Penguins Hold Off Red Wings To Force a Decisive Game 7
Wednesday, June 10, 2009
PITTSBURGH, June 9 -- A year and five days ago, the Pittsburgh Penguins looked on longingly as the Detroit Red Wings celebrated winning the Stanley Cup, in their building, before their fans.
Desperate not to experience that heartbreak a second time, the Penguins did whatever it took Tuesday night -- doling out punishing hits, throwing themselves in front of shots and getting goals from unlikely sources -- to clinch a 2-1 victory and force a decisive Game 7.
"It's an unbelievable opportunity," Penguins captain Sidney Crosby said. "We found a way to survive; that's what we had to do tonight. Now it's anyone's game. They play great at home, but we've got to battle and find a way to pull it off."
Crosby was held off the score sheet for the fourth time in this series, and MVP finalist Evgeni Malkin also came up empty. But contributions from the Penguins' stars weren't required on a night when role players Jordan Staal and Tyler Kennedy scored and goaltender Marc-André Fleury was spectacular late.
"That's the story line of the playoffs, when your team can play well enough that different people can put on the cape on any given night," Pittsburgh Coach Dan Bylsma said.

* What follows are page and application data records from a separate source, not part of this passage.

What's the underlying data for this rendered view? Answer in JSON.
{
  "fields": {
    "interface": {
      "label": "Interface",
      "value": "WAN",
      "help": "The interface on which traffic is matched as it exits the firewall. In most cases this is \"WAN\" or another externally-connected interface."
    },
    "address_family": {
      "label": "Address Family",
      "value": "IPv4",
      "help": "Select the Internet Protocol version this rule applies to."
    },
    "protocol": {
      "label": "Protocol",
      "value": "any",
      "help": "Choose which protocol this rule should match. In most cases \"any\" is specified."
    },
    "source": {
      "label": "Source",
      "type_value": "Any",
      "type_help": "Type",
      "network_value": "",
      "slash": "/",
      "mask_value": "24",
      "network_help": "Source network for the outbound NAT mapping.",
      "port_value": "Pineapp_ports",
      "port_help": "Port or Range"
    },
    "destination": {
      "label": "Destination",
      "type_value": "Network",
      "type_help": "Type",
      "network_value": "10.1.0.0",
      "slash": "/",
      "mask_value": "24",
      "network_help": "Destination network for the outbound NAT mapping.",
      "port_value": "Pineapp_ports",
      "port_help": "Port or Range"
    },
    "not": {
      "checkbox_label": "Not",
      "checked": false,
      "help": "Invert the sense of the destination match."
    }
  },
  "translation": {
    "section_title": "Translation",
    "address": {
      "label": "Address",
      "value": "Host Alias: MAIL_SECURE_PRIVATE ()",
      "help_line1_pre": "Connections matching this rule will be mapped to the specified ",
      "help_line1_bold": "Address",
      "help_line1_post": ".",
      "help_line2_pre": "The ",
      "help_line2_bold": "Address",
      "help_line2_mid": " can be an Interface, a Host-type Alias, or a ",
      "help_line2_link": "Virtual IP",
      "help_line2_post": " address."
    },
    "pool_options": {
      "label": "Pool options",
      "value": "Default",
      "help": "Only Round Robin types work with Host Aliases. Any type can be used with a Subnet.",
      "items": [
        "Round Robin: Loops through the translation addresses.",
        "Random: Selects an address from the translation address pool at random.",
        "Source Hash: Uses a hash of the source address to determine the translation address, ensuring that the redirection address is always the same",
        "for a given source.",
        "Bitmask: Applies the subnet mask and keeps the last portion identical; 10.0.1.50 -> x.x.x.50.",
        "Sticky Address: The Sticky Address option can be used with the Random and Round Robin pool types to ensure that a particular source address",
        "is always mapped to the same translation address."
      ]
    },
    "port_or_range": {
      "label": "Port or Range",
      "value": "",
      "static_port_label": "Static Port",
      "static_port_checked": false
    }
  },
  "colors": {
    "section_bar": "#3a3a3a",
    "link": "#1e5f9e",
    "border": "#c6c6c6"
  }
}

Fleury, three days after he was pulled in a 5-0 defeat in Game 5, finished with 25 stops, 13 of which came in the third period as Henrik Zetterberg and the Red Wings pressed for the tying goal. Fleury was instrumental in turning back a pair of third-period power plays, stopped Daniel Cleary on a breakaway with less than two minutes remaining, and was aided by his teammates' 20 blocked shots.
"I knew that could be a turning point if I could make that save," Fleury said of stopping Cleary.
Thanks to that stop, the scene that unfolded here Tuesday couldn't have been more different than last year's. The Stanley Cup was placed back in its case for safekeeping. Detroit's players filed off the ice, heads down, knowing the opportunity they had squandered. And the rickety old arena in downtown Pittsburgh shook as a capacity crowd stood and cheered as the final seconds ticked down.
With a win at Joe Louis Arena, the Penguins can capture the franchise's third Stanley Cup and first since winning back-to-back titles in 1991 and 1992. The Red Wings, meantime, are seeking their fifth Cup in 12 seasons.
Detroit goaltender Chris Osgood frustrated the Penguins' early, stopping all 12 shots he faced in a scoreless first period.
But Staal delivered less than a minute into the second period. After chipping the puck around Valtteri Filppula to himself near the Pittsburgh blue line, he fired his own rebound past Osgood 51 seconds in.
A few minutes later, Matt Cooke, the Penguins' rugged winger, delivered a punishing blow to Pavel Datsyuk, separating Detroit's star center from his helmet and getting a rise out of the white-clad, towel-waving capacity crowd. Datsyuk was not injured, but Cooke had sent a message.
What Crosby and Malkin could not do, Kennedy took upon himself, scoring his fifth goal of the playoffs to give the Penguins the cushion they had been seeking. Maxime Talbot reversed the puck behind the net to Kennedy, who skated in front and jammed his own rebound over Osgood to put the Penguins ahead, 2-0, five minutes thirty-five seconds into the third period.
Pittsburgh wasn't able to remain comfortable for long, though. Grizzled Red Wings veteran Kris Draper netted his first goal of the postseason, firing a long rebound over a sprawled Fleury at 8:01 to cut the Detroit deficit to 2-1 and set up a nerve-racking final 12 minutes.
The Red Wings had a number of chances to tie the game. With 1:45 remaining, Datsyuk sent a long pass through the neutral zone to Cleary, who skated in alone on Fleury. The Penguins' goaltender got his pad and glove on the shot, preserving the lead. Then in the final seconds, during a wild scramble in the crease, defenseman Rob Scuderi went down to his knees, then made back-to-back kick saves with his shin pad on Johan Franzen to make sure the Stanley Cup would not be awarded on this night.
"The best thing you can tell them is about going out and winning the game" on Friday, said Bylsma, who played in a Game 7 loss to New Jersey in the 2003 finals as a member of Anaheim Ducks. "It's not about trying not to lose. Play the way you've played all year long. Don't sit back and wait for a mistake. That's the tough thing about a Game 7."
Finals Notes: Pittsburgh staved off elimination for a second time in these playoffs (it was tied three games apiece with the Washington Capitals in the Eastern Conference semifinals) and now will attempt to become only the fourth team rally from 2-0 series deficit in the final. The only other teams to accomplish the feat were 1971 Montreal Canadiens, the 1966 Canadiens and the 1942 Toronto Maple Leafs . . .
Penguins winger Petr Sykora returned to lineup, suiting up for only the seventh time in the playoffs.